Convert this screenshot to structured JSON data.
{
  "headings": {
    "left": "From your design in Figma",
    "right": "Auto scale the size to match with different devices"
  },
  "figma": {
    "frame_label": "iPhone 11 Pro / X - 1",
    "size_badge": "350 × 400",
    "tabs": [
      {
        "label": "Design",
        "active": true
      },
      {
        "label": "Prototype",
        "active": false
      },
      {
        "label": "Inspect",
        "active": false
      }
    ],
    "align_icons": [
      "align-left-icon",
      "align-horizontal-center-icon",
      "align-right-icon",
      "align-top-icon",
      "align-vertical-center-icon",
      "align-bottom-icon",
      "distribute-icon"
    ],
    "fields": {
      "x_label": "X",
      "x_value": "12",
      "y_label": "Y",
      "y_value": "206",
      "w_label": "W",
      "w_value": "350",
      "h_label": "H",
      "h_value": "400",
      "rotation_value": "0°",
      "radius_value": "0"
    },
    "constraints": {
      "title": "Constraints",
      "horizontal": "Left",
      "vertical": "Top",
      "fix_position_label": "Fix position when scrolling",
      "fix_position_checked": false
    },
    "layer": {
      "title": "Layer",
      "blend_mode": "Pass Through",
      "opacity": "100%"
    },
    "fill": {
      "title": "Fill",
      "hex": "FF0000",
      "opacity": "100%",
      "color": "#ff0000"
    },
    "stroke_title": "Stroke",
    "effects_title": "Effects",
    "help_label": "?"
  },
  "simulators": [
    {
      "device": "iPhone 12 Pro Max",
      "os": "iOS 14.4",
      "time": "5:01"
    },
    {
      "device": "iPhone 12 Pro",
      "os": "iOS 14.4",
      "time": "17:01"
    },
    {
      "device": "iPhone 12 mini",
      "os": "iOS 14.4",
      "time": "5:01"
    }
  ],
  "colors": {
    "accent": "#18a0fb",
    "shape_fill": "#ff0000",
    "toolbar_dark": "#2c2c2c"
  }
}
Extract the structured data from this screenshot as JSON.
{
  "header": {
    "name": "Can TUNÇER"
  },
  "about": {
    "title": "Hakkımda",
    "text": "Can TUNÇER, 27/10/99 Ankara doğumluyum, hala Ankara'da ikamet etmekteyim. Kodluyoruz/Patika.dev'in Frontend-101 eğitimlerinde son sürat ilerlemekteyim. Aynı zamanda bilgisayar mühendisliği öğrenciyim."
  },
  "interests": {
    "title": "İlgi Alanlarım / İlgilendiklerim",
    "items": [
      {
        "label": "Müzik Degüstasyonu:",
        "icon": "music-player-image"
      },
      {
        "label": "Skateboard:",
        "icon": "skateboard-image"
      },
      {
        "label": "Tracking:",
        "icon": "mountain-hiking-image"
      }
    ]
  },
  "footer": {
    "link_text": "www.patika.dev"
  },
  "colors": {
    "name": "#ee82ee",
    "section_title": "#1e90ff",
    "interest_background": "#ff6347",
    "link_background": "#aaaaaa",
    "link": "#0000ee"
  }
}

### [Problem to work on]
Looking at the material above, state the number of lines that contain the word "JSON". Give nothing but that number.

### [Answer space]
2